#### Aim of the task:
State, as a bare number, how many lines below contain "footer".

#### Materials provided:
.....

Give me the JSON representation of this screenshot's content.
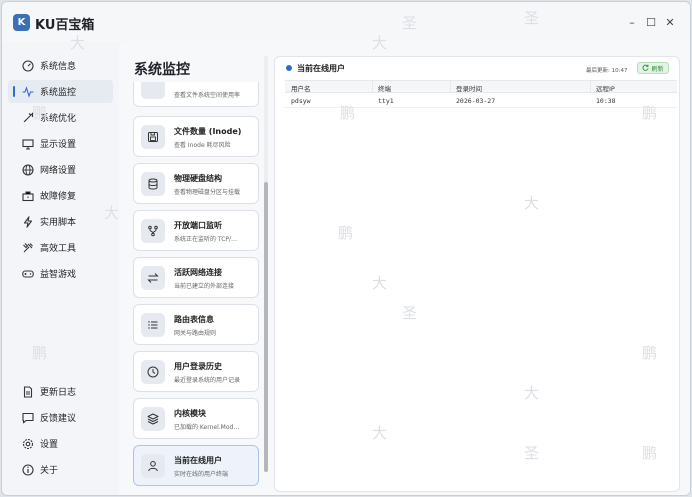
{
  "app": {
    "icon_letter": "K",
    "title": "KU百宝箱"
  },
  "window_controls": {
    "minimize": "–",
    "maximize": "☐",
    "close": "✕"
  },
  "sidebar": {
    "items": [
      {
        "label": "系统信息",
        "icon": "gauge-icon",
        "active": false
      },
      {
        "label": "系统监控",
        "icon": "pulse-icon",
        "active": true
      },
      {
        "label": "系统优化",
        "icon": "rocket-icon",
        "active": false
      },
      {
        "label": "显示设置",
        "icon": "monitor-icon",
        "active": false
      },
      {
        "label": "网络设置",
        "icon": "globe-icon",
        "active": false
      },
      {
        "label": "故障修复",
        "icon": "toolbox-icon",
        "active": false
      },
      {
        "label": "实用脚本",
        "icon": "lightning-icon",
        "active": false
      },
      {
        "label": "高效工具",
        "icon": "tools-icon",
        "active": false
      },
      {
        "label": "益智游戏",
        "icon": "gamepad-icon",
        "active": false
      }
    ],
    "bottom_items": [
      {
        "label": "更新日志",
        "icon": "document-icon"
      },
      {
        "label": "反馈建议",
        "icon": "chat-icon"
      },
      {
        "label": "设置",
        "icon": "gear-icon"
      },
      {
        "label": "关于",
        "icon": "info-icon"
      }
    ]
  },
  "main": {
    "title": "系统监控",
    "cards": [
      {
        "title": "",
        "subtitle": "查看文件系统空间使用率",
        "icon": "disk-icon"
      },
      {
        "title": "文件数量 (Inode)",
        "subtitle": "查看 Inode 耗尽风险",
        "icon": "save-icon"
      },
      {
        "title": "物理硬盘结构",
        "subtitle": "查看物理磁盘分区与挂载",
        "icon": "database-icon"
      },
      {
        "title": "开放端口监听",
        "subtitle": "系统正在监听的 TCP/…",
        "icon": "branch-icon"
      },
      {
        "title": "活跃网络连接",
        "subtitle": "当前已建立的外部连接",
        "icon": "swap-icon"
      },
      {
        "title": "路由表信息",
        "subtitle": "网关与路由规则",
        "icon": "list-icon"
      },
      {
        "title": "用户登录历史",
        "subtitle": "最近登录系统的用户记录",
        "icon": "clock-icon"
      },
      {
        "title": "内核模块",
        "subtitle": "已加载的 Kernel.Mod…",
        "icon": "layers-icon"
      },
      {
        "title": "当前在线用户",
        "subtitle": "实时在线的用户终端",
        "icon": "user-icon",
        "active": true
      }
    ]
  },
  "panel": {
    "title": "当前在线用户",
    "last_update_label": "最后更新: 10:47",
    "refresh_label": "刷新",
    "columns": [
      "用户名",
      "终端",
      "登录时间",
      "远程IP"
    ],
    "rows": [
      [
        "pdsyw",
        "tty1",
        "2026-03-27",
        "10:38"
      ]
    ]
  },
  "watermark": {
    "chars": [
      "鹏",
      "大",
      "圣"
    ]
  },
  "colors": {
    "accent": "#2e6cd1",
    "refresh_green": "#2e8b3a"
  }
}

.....

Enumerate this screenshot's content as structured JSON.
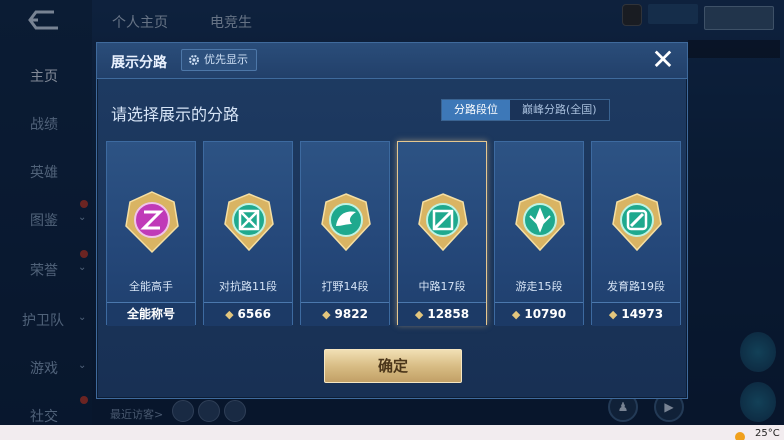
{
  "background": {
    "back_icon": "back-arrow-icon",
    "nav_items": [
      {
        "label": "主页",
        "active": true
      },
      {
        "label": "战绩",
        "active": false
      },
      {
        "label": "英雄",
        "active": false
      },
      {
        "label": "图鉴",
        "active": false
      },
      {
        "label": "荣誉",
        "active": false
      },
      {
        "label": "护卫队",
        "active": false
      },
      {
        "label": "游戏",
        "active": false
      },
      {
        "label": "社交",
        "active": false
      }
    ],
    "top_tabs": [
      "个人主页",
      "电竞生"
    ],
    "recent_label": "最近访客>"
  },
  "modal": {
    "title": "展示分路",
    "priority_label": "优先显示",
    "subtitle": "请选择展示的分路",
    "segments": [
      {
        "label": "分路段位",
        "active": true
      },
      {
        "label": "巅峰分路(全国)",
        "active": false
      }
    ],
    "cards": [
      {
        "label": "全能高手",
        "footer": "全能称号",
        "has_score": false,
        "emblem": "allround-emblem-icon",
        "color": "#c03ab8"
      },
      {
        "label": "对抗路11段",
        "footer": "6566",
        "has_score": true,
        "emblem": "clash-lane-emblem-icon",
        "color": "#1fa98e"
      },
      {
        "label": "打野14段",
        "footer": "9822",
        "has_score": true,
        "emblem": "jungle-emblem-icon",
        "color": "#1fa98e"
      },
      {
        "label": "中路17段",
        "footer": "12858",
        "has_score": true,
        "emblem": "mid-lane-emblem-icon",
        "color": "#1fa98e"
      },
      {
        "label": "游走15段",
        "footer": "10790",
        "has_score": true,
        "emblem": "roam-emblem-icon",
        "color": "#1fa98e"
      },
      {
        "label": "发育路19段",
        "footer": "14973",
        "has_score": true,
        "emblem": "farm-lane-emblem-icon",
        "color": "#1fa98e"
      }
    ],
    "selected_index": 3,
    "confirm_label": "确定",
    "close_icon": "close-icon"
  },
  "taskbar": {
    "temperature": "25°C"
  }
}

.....

#### Reply:
6